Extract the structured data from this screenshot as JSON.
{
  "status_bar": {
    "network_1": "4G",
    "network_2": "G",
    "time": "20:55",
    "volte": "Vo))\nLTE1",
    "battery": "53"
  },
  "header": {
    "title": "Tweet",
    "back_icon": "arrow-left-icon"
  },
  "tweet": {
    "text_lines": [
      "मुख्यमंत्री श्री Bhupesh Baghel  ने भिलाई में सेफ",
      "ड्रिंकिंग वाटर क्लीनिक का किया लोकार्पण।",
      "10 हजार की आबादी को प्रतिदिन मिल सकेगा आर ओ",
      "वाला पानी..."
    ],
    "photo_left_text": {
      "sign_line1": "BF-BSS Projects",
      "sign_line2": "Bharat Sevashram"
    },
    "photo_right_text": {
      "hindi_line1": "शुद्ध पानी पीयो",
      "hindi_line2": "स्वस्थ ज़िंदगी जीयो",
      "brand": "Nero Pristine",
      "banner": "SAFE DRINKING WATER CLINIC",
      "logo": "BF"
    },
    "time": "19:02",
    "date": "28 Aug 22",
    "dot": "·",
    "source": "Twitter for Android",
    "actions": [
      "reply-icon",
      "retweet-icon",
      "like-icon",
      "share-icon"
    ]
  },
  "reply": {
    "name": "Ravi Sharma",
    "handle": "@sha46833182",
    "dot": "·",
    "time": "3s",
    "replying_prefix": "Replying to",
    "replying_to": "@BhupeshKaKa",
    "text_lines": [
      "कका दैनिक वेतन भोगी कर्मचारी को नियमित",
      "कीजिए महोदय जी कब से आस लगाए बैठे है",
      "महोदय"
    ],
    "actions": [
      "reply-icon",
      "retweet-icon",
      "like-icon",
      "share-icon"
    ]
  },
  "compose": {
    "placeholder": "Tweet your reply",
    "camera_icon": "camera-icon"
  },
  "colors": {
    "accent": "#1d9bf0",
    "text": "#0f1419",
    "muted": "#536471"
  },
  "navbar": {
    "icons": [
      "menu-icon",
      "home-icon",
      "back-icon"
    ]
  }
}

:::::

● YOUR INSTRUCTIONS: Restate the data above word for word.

● ANSWER TO THIS TASK:
Extract the structured data from this screenshot as JSON.
{
  "status_bar": {
    "network_1": "4G",
    "network_2": "G",
    "time": "20:55",
    "volte": "Vo))\nLTE1",
    "battery": "53"
  },
  "header": {
    "title": "Tweet",
    "back_icon": "arrow-left-icon"
  },
  "tweet": {
    "text_lines": [
      "मुख्यमंत्री श्री Bhupesh Baghel  ने भिलाई में सेफ",
      "ड्रिंकिंग वाटर क्लीनिक का किया लोकार्पण।",
      "10 हजार की आबादी को प्रतिदिन मिल सकेगा आर ओ",
      "वाला पानी..."
    ],
    "photo_left_text": {
      "sign_line1": "BF-BSS Projects",
      "sign_line2": "Bharat Sevashram"
    },
    "photo_right_text": {
      "hindi_line1": "शुद्ध पानी पीयो",
      "hindi_line2": "स्वस्थ ज़िंदगी जीयो",
      "brand": "Nero Pristine",
      "banner": "SAFE DRINKING WATER CLINIC",
      "logo": "BF"
    },
    "time": "19:02",
    "date": "28 Aug 22",
    "dot": "·",
    "source": "Twitter for Android",
    "actions": [
      "reply-icon",
      "retweet-icon",
      "like-icon",
      "share-icon"
    ]
  },
  "reply": {
    "name": "Ravi Sharma",
    "handle": "@sha46833182",
    "dot": "·",
    "time": "3s",
    "replying_prefix": "Replying to",
    "replying_to": "@BhupeshKaKa",
    "text_lines": [
      "कका दैनिक वेतन भोगी कर्मचारी को नियमित",
      "कीजिए महोदय जी कब से आस लगाए बैठे है",
      "महोदय"
    ],
    "actions": [
      "reply-icon",
      "retweet-icon",
      "like-icon",
      "share-icon"
    ]
  },
  "compose": {
    "placeholder": "Tweet your reply",
    "camera_icon": "camera-icon"
  },
  "colors": {
    "accent": "#1d9bf0",
    "text": "#0f1419",
    "muted": "#536471"
  },
  "navbar": {
    "icons": [
      "menu-icon",
      "home-icon",
      "back-icon"
    ]
  }
}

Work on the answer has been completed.